Pak Sugiharto, ex- Minister of SOEs in Indonesia is also someone I have a lot of respect for. His appointment to that ministry was shortened because his reforms were too effective and too many powerful people complained.  He is now President-Commission of Indonesian oil giant Pertamina and seems to have done a good job in reforming what had been an extremely corrupt organization.  He recently speculated that some of Pertamina's subsidiaries may be floated. 

Guo Shuqing is another such individual. I came to know him when I was researching my 2011 book, Inside China's Corporations.  At that time, he was the chairman and executive director of China Construction Bank (CCB), one of China big-four state-owned banks. He is a reformer and is a behind a number of China’s large financial institutions including the State Administration for Foreign Exchange (SAFE - one of the biggest pools of capital in the world.  It manages China’s vast foreign exchange reserves).  He later helped create and lead Central Huijin Investment Limited, which holds the government's equity stakes in its SOE banks and financial institutions. He became governor of Shandong province in March 2013 after a short stint at China Securities Regulatory Commission (CSRC) China’s version of the US SEC.
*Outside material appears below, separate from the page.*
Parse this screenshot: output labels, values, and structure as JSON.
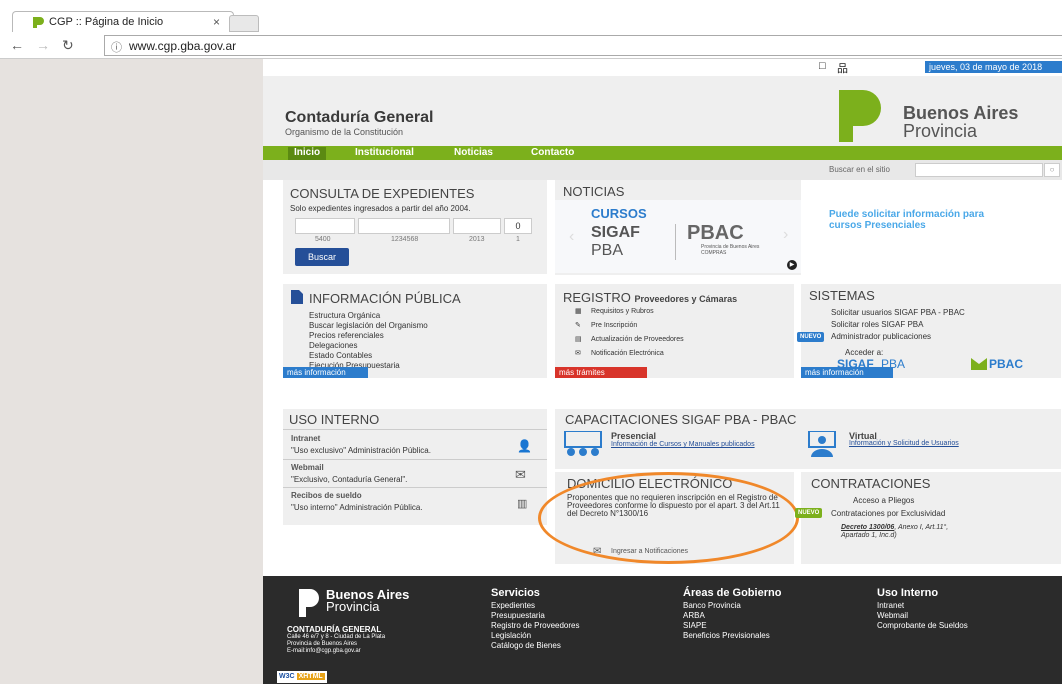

Guo Shuqing was back in the news today.  An article in today’s SCMP noted that Shandong has released financial sector reform plans.  These include "setting up private banks and leasing firms, carrying out trials for issuing local government debt, and developing asset securitization".  The article also speculated that Qingdao could be come a regional financial centre to promote free trade between China, Korea and Japan.

An academic quoted in the article goes on to say that Shandong may be used as a testing ground for financial reforms.  This would be in line with past government efforts to try things on a local level before making a change at the national level.  The most notable example of this is the mid-1980’s special economic zones.   

As governor of Shandong, Guo Shuqing reportedly amended the guidelines to make them more market oriented.  His background and connection to the central government likely give more credence and strength to these reforms. This could also be a sign that this Fall's CCP Third Party Plenum will be reform oriented.

These all sound good, but is to be taken with a large grain of salt. The best laid plans anywhere go awry and there are likely large vested interests in Shandong that are against any change.  Politics is impossible to predict.

What I like about this is that somebody who appears to be doing the right thing is moving up.  This is good and makes me feel more positive on China, its economy, and its markets.  

More on Guo Shuqing

Guo Shuging studied law at the prestigious Chinese Academy of Social Sciences, worked in two economic-reform government bodies and was a visiting scholar at Oxford. He helped establish, and was one of the first directors, of SAFE.  He later became the Chairman of the newly created Huijin.  He has political leadership experience having been the vice-governor of Guizhou province between 1998 and 2001.

He was brought into as CCB's Chairman in 2005 following the former chairman's resignation amid bribery charges.  He was unique amongst the big-four bank managers as he was the only one to sincerely make use of its foreign joint-venture partner.

While others paid lip service to using their foreign partners' technology, experience and people, my research pointed to Guo Shuqing personally engaging and integrating Bank of America's more advanced card and other products’ processes and technology.   CCB's share price did well, and I regularly see it recommended as a favorite among foreign sell-side research banking analysts.  Between November 2006 (when ICBC became the third large SOE bank listed) and November 2011 (about the time Guo Shuqing left CCB), CCB’s share price increased by 23ppt to 52ppt more than the other two listed banks.

After CCB he was moved to head the CSRC, which is analogous to the US SEC or HK's SFC.  In line with his reformist background, he rolled up his sleeves and started to institute long-term reforms at the agency.  He did not see many of these through as he was only there for 17 months.  Feedback from my Hong Kong buy-side friends said that he was set on reforming the organization even more, but met too much resistance from vested interests.  

He was appointed to the governor of Shandong province in March 2013 (article here).


For those who don't know, Shandong is one of the largest and richer provinces in China.  It has 94m residents and accounts for almost a tenth of China's GDP.  It is famous as the birthplace of Confucius.

Situated halfway between Shanghai and Beijing it tends to get overlooked by the other two regions.  

I used to go there often in the mid-1990s when I was looking at a possible private-equity investment. At the time, Shandong reminded me of Ohio, a very important US state that gets overshadowed by more famous American cities and places.  If one thought of a 'heartland' in China, I would put Shandong at or near the top of the list. 

No comments:

Post a Comment